When you teach Introduction to Psychology, do you find it difficult — much harder than teaching classes in statistics or research methods? Do you easily give a lecture on the sympathetic nervous system, a lecture on Piaget, and a lecture on social cognition, but struggle with linking these topics together for the student? Do you feel like you are presenting a laundry list of research findings rather than an integrated set of principles and knowledge? Have you wondered how to ensure your course is relevant to your students? Introduction to Psychology utilizes the dual theme of behavior and empiricism to make psychology relevant to intro students. The author wrote this book to help students organize their thinking about psychology at a conceptual level. Five or ten years from now, he does not expect his students to remember the details of most of what he teaches them. However, he does hope that they will remember that psychology matters because it helps us understand behavior and that our knowledge of psychology is based on empirical study.

This book is designed to facilitate these learning outcomes, and he has used three techniques to help focus students on behavior:

Chapter Openers: Each chapter opens showcasing an interesting real world example of people who dealing with behavioral questions and who can use psychology to help them answer them.

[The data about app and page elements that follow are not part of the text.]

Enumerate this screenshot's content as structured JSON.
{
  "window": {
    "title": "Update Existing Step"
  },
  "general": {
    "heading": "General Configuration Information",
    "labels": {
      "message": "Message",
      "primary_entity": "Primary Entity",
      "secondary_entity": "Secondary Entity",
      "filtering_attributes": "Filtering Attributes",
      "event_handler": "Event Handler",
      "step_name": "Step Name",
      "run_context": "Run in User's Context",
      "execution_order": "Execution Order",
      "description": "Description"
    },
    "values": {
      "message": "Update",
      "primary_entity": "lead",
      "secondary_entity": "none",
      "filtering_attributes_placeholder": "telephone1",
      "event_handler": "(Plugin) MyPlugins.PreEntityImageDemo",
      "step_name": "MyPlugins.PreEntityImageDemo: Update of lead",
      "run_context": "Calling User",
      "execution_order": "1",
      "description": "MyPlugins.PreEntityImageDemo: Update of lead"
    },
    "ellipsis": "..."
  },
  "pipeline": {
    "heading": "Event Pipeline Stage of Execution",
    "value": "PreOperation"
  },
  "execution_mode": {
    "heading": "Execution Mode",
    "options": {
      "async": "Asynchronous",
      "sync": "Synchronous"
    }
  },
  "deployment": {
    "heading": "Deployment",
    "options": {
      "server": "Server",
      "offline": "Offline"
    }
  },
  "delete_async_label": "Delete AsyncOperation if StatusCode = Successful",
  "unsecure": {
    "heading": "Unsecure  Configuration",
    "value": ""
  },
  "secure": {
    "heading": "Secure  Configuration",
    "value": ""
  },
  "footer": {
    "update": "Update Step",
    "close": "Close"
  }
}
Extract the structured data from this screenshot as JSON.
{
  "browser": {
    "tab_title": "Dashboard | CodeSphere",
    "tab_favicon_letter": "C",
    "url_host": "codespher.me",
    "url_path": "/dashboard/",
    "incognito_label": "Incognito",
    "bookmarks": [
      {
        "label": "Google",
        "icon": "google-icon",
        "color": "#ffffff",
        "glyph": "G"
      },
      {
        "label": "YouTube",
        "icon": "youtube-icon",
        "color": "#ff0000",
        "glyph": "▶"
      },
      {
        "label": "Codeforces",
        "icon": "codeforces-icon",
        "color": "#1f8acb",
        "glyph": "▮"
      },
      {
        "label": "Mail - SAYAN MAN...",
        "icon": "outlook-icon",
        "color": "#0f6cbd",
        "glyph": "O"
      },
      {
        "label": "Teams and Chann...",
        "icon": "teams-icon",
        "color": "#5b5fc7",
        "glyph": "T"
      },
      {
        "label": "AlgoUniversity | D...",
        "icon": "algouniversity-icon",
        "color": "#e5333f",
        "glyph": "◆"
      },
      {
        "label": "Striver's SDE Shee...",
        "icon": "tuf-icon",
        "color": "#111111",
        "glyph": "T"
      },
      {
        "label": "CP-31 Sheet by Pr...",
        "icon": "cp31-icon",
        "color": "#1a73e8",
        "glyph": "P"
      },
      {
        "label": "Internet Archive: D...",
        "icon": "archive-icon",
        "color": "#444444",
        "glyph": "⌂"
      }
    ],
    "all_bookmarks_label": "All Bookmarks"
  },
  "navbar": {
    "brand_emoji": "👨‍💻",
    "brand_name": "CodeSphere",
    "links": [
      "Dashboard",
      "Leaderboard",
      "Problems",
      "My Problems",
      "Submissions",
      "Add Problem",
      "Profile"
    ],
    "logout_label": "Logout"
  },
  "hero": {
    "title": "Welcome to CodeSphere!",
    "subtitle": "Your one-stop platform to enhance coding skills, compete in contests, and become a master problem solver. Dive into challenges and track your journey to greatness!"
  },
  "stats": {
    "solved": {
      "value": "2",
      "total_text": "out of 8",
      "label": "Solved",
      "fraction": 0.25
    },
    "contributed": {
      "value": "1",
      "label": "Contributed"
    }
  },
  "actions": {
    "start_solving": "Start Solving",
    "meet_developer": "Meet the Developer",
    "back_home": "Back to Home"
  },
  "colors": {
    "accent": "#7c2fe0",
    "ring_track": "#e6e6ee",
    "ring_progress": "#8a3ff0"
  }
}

The opener is designed to draw the student into the chapter and create an interesting in learning about the topic.

Psychology in Everyday Life: Each chapter contains one or two features designed to link the principles from the chapter to real-world applications in business, environment, health, law, learning, and other relevant domains. For instance, the application in Chapter 7 on Development, ”What makes good parents“ applies the concepts of parenting styles in a mini-handbook about parenting, and the application in Chapter 3 is about the difficulties that left-handed people face performing everyday tasks in a right-handed world.

Research Foci: Introduction to Psychology emphasizes empiricism throughout, but without making it a distraction from the main story line. Each chapter presents two close-ups on research — well articulated and specific examples of research within the content area, each including a summary of the hypotheses, methods, results, and interpretations. This feature provides a continuous thread that reminds students of the importance of empirical research. The research foci also emphasize the fact that findings are not always predictable ahead of time (dispelling the myth of hindsight bias), and also help students understand how research really works. The author's focus on behavior and empiricism has produced, Introduction to Psychology, a text that is better organized, has fewer chapters, and is somewhat shorter than many of the leading books. Now, you don't have to believe us. Check the book out online or order your desk copy today.

About the Contributors


Introduction to Psychology is adapted from a work produced by a publisher who has requested that they and the original author not receive attribution. This adapted edition is produced by the University of Minnesota Libraries Publishing through the eLearning Support Initiative.